Enrique screamed for almost an hour after he was born. No interest in latching to eat for the first time. After dealing with an inconsolable baby for over a month, I took him to my acupuncturist. If you are local and looking for an amazing provider – pregnancy, postpartum, or pediatric – Sivan Dirks is truly special. He had so much tension in his neck after getting stuck in the birth canal all crooked. He had terrible discomfort whenever lying on his back. We were able to help loosen his muscles and ease the pain with a combination of craniosacral and acupuncture appointments.
My recovery from this VBAC was very different from Olivia’s cesarean. We had to stay 3 nights at the hospital for the cesarean. With a VBAC we discharged when Enrique was only 12 hours old. I was able to easily get around and didn’t have searing pain from the incision. The tears on my labia healed nicely. I took several sitz baths and allowed my wounds to breathe whenever I could. It was scary the first time I pooped! One of the midwives told me to use a warm compress and put counter pressure on my perineum. Definitely gave me the confidence to just let it go!
I asked for a vaginal exam at my 6 week postpartum check in with the midwives. When I finally got the courage to look in the mirror, my vagina still appeared swollen. Turns out I developed bladder and uterine prolapse. Too much to share about that. So, I will defer that to a later blog post!
My mental health suffered greatly these past 10 months. Not only is postpartum already isolating, but this pandemic has made it even more so. Enrique was a difficult newborn. We had many struggles with breastfeeding in the first 4-5 months. We ended up working with 4 different lactation consultants. Even though it seems like enough time has passed, I still have trouble talking about Enrique’s birth without feeling sadness or embarrassment.

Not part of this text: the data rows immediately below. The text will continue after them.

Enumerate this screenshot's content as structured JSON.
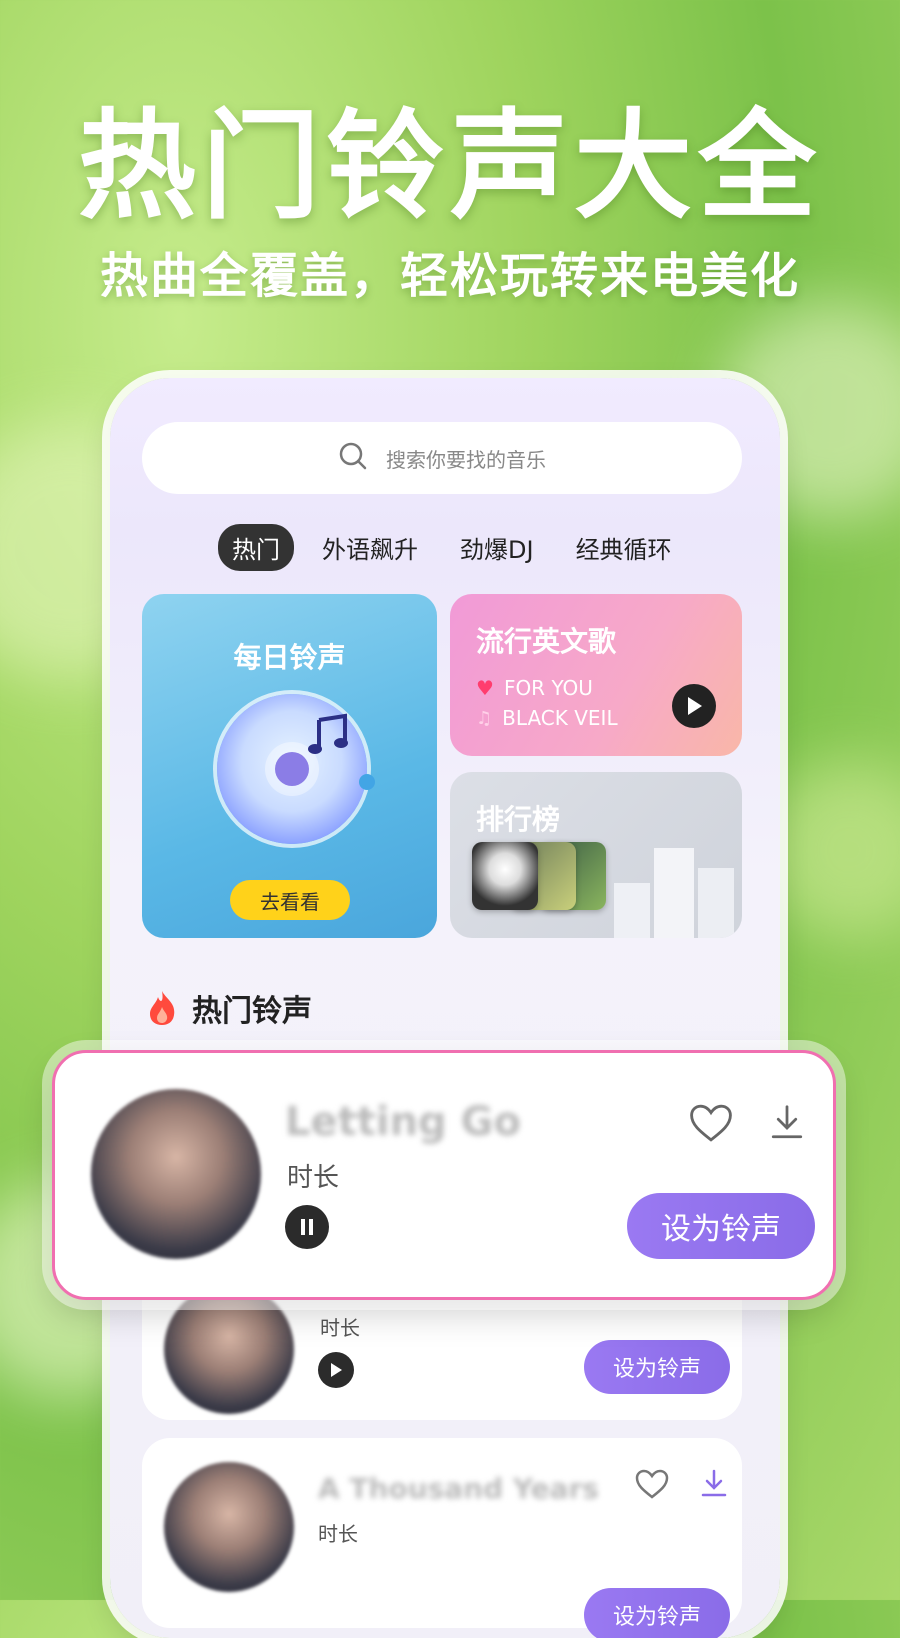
{
  "promo": {
    "headline": "热门铃声大全",
    "subline": "热曲全覆盖，轻松玩转来电美化"
  },
  "search": {
    "placeholder": "搜索你要找的音乐"
  },
  "tabs": [
    {
      "label": "热门",
      "active": true
    },
    {
      "label": "外语飙升",
      "active": false
    },
    {
      "label": "劲爆DJ",
      "active": false
    },
    {
      "label": "经典循环",
      "active": false
    }
  ],
  "cards": {
    "daily": {
      "title": "每日铃声",
      "button": "去看看"
    },
    "pop": {
      "title": "流行英文歌",
      "songs": [
        "FOR YOU",
        "BLACK VEIL"
      ]
    },
    "rank": {
      "title": "排行榜"
    }
  },
  "section": {
    "title": "热门铃声"
  },
  "songs": [
    {
      "title": "Letting Go",
      "duration_label": "时长",
      "state": "playing",
      "action": "设为铃声"
    },
    {
      "title": "",
      "duration_label": "时长",
      "state": "paused",
      "action": "设为铃声"
    },
    {
      "title": "A Thousand Years",
      "duration_label": "时长",
      "state": "paused",
      "action": "设为铃声"
    }
  ],
  "colors": {
    "accent": "#8a6ce8",
    "highlight_border": "#f06fb0",
    "daily_button": "#ffd21a"
  }
}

Gonzalo likes to remind me that hindsight is 20/20 and that I accomplished what I wanted in the end – to have a VBAC. But, just as I said in the beginning of this post – a broken mother is honestly no good to her newborn baby.
Did you have a traumatic birth experience? A VBAC? Repeat cesarean? Have advice on how to cope when birth doesn’t go as planned? We’d love to hear from you!
Until next time!